The poet George Herbert wrote a poem that seems perfectly to capture the Savior’s attitude toward us. This is a little dialogue between Love, who represents the Lord Jesus Christ, and a sinner welcomed by Him, apparently at a feast of abundance:

Love bade me welcome, yet my soul drew back,
 Guilty of dust and sin.
But quick-ey’d Love, observing me grow slack
 From my first entrance in,
Drew nearer to me, sweetly questioning
If I lack’d anything.

“A guest,” I answer’d, “worthy to be here”;
 Love said, “You shall be he.”
“I, the unkind, the ungrateful? ah my dear,
I cannot look on thee.”
Love took my hand and smiling did reply,
“Who made the eyes but I?”

“Truth, Lord, but I have marr’d them; let my shame
Go where it doth deserve.”
“And know you not,” says Love, “who bore the blame?”
 “My dear, then I will serve.”
“You must sit down,” says Love, “and taste my meat.”
 So I did sit and eat.3

This poem describes how it is. The right to come to Him is a free gift, no matter how much dust and sin.

The temple makes an appropriate context here because it raises the issue of worthiness perhaps more acutely than other Church activities. It is, in fact, in a temple discussion that the Lord gives one of the reasons that we are to partake of temple ordinances, “that I may make you clean …that I may fulfill…this great and last promise, which I have made unto you, when I will (D&C 88: 74-75)The promise, He says, is the unveiling of His face to us (D&C 88: 68-69).

In the temple, as also in other places, these forces work for the most part beneath our conscious awareness, meaning that we will not always feel that purifying going on, but we will see the effects of it in our life as we the establish the intention in our soul to be perfected in Him, His way.

Repeating the scripture that we began with—and adding a part:

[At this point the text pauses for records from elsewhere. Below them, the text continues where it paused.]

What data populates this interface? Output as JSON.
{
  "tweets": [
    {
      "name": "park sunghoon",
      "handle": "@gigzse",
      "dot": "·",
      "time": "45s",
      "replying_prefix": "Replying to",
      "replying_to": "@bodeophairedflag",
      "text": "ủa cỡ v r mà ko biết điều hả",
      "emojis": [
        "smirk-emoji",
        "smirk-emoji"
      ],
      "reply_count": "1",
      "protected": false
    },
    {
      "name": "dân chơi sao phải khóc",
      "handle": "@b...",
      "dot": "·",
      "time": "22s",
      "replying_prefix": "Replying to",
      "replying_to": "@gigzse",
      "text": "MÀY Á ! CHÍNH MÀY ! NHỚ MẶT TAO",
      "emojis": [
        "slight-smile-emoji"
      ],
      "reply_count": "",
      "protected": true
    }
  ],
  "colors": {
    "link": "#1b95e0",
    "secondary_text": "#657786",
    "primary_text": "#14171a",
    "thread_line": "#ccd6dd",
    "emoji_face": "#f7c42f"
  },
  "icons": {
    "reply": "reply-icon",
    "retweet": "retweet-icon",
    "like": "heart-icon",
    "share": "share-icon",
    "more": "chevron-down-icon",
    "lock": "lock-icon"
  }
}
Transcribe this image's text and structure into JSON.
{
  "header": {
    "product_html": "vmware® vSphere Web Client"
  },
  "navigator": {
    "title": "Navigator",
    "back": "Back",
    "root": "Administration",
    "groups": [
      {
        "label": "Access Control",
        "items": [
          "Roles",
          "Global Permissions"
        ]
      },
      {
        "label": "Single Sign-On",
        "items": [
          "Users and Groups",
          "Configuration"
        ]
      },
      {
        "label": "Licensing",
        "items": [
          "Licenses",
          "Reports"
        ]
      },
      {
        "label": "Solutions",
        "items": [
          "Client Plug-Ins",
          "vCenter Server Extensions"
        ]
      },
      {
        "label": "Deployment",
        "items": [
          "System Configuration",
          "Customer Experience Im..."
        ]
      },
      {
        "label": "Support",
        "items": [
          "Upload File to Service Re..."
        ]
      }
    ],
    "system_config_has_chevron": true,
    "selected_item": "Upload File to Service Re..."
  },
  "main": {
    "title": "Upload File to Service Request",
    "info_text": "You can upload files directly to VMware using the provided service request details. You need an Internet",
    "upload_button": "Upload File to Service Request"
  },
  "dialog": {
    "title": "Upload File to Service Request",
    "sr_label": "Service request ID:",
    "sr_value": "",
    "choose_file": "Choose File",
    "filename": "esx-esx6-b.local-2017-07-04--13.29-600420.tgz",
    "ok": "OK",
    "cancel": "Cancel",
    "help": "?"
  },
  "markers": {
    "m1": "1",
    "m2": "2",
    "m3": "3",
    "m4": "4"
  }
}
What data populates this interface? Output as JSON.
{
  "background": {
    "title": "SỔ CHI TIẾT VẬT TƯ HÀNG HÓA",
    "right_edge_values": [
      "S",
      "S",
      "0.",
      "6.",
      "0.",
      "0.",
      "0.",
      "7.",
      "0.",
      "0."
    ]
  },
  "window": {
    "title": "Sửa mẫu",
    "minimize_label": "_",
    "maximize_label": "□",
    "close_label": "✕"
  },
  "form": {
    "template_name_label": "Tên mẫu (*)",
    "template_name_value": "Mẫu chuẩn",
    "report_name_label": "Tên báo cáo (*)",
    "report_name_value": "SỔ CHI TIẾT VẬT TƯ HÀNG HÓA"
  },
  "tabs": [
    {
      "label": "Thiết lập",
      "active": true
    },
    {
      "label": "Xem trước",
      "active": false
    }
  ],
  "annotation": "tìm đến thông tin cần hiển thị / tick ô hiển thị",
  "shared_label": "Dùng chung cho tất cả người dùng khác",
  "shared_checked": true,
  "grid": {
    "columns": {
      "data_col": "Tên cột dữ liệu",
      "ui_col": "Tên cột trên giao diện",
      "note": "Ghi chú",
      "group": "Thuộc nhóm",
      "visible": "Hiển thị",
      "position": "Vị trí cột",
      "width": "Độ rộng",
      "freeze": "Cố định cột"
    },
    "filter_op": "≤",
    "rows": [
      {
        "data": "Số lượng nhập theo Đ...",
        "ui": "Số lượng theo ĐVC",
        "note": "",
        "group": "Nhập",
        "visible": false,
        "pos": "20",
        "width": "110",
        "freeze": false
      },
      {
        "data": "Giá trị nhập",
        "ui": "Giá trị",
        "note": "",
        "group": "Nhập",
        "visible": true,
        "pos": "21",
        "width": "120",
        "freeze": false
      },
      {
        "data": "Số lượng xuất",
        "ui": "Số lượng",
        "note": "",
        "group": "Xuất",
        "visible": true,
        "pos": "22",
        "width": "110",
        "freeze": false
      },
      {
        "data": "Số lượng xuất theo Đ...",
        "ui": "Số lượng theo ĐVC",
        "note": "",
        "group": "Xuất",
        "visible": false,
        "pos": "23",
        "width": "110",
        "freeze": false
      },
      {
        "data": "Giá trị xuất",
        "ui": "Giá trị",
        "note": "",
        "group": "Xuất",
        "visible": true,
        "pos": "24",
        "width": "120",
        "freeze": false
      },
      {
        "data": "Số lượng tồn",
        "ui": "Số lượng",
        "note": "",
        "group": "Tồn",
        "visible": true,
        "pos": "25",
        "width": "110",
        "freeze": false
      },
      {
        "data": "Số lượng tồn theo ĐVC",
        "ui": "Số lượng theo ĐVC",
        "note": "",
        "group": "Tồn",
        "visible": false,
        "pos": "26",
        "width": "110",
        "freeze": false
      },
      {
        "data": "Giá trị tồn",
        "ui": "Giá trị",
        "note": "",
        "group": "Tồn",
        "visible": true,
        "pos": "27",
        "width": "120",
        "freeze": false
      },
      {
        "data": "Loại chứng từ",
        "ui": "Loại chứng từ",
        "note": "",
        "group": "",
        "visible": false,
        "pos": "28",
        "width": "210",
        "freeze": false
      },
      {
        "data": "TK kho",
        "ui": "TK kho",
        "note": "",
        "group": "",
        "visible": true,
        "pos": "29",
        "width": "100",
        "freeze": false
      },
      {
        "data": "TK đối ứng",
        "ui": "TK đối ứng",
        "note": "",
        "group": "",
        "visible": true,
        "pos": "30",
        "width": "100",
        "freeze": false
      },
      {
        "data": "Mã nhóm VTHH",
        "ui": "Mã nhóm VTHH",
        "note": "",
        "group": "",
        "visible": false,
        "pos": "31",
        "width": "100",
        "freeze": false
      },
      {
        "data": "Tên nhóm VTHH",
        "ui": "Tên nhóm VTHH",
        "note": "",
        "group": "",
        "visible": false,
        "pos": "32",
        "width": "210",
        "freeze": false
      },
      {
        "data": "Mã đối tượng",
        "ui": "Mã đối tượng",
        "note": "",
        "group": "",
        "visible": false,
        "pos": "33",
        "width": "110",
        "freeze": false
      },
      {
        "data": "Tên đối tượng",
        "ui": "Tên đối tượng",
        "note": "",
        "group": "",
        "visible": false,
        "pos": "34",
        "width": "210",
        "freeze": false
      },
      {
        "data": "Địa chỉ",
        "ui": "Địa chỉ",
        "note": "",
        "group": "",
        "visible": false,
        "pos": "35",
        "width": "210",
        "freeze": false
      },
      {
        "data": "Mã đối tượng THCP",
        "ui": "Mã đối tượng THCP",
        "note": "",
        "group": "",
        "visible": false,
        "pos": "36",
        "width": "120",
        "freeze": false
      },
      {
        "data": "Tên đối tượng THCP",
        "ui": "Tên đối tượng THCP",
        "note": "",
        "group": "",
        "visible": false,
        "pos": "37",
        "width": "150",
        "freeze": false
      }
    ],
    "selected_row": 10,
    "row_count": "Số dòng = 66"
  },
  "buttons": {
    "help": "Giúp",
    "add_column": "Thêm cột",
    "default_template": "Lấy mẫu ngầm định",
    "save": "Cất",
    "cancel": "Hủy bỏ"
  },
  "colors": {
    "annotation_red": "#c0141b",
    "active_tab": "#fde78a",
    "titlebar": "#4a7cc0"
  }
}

“And that all people who shall enter upon the threshold of the Lord’s house may feel thy power… a place of thy holiness…. And that they may grow up in thee” (D&C 109:13,15). Instead of struggling on our own, may we truly grow up in Him.



Continuing the Quest, 37.

2 Rohr, 41

3 George Herbert, “Love (III).”